It is dedicated to eliminating substandard housing locally and worldwide through constructing, rehabilitating and preserving homes; by advocating for fair and just housing policies; and by providing training and access to resources to help families improve their shelter conditions.

"We do these type of things — repairs, refurbish — different projects we get involved in as we can," Nawrot said. "We're limited by funds, which is why volunteerism is so important."

Roaring Run Lions Club will hold a National Prevention Week Kickoff event with direction and assistance from Carroll County Health Department on Monday, May 14, at the Carroll Arts Center.

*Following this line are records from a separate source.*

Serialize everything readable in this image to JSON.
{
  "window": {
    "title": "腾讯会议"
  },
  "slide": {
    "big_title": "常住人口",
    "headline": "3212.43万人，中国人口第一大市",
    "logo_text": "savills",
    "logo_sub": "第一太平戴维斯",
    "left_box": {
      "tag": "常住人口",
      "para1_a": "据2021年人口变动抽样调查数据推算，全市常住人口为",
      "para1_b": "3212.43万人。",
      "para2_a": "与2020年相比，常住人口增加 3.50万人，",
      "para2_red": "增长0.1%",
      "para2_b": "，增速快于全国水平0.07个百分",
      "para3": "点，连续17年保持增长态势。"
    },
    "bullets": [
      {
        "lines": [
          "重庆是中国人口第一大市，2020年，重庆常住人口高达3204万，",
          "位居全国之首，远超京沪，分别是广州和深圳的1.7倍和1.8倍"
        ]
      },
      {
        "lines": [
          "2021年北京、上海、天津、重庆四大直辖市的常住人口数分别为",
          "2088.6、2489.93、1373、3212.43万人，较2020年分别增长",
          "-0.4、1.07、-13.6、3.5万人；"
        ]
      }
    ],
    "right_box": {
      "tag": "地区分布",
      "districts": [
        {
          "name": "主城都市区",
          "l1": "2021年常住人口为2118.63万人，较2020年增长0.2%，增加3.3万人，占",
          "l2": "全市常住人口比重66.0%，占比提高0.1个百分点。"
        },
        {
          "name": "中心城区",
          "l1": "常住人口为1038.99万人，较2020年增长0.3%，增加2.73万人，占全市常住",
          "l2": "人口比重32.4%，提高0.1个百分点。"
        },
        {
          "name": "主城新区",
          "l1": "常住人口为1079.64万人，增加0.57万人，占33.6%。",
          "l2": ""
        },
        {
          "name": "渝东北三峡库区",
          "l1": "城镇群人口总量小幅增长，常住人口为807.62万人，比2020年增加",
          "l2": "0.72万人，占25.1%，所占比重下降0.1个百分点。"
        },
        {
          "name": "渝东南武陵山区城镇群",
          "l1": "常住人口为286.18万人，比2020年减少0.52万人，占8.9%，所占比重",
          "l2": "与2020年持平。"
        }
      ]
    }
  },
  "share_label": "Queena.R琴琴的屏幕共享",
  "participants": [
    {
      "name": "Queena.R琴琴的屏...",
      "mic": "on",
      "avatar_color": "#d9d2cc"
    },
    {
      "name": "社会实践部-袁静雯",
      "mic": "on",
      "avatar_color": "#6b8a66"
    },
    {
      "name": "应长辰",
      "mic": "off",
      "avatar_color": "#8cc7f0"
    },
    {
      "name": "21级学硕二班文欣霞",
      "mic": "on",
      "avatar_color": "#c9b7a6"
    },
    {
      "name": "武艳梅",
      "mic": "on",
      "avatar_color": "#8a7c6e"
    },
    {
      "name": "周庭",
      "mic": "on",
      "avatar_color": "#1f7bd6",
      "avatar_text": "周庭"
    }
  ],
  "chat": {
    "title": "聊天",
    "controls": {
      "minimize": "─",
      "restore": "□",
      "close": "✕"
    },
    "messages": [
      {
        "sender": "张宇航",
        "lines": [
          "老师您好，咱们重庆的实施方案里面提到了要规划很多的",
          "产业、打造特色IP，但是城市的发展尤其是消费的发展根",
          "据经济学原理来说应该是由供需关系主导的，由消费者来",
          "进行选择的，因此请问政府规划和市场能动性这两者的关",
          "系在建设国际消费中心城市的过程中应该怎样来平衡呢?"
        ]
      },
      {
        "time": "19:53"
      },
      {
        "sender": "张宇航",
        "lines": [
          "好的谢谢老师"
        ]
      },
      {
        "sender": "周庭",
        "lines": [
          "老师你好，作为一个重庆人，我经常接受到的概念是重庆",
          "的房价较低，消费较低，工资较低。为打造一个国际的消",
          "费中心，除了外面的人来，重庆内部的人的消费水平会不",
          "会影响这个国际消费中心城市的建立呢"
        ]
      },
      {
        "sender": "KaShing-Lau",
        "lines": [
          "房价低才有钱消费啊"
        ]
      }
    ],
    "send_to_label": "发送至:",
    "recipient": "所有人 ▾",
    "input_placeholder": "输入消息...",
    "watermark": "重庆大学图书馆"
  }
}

One of Habitat for Humanity of Carroll County's major projects is, for the seventh time in less than four years, offering a zero-percent interest mortgage-financed house in Westminster, available to a selected person or family who meet the income requirements — a family of four must earn less than $54,660 a year — and is willing to partner with Habitat to do the rehab work on the property.

The home in question is a three-bedroom, 1.5-bath, split-foyer duplex at 164 S. Court St., Westminster. Those interested can learn more and apply online at www.cchabitat.org, by calling 410-751-7722 or sending email to applications@cchabitat.org. Applications must be received by Friday, May 4.

Clearly, Ward is glad to be a part of the Habitat family.


The McDaniel chapter is brand-new and he said they are planning fundraisers for the fall. The goal, he said, is to make a significant contribution to the Habitat for Humanity of Carroll County chapter in terms of donations and volunteering. The college is committed to volunteerism both locally and globally, Ward said, and he is expecting "lots of new members" in the fall.

As for the recent event, Ward was one of eight McDaniel students, all members of the school's new Habitat for Humanity chapter, who took part.

"Gunnar and his troops from the college helped a lot," Nawrot said.

Said Ward: "It was really excellent. Habitat for Humanity of Carroll County has been so supportive and we are extremely grateful. To finally work with them was so great."

For more information about Thrivent Builds programs, visit www.thriventbuilds.com. To learn about local volunteer opportunities, visit www.cchabitat.org.

Recommended on Baltimore Sun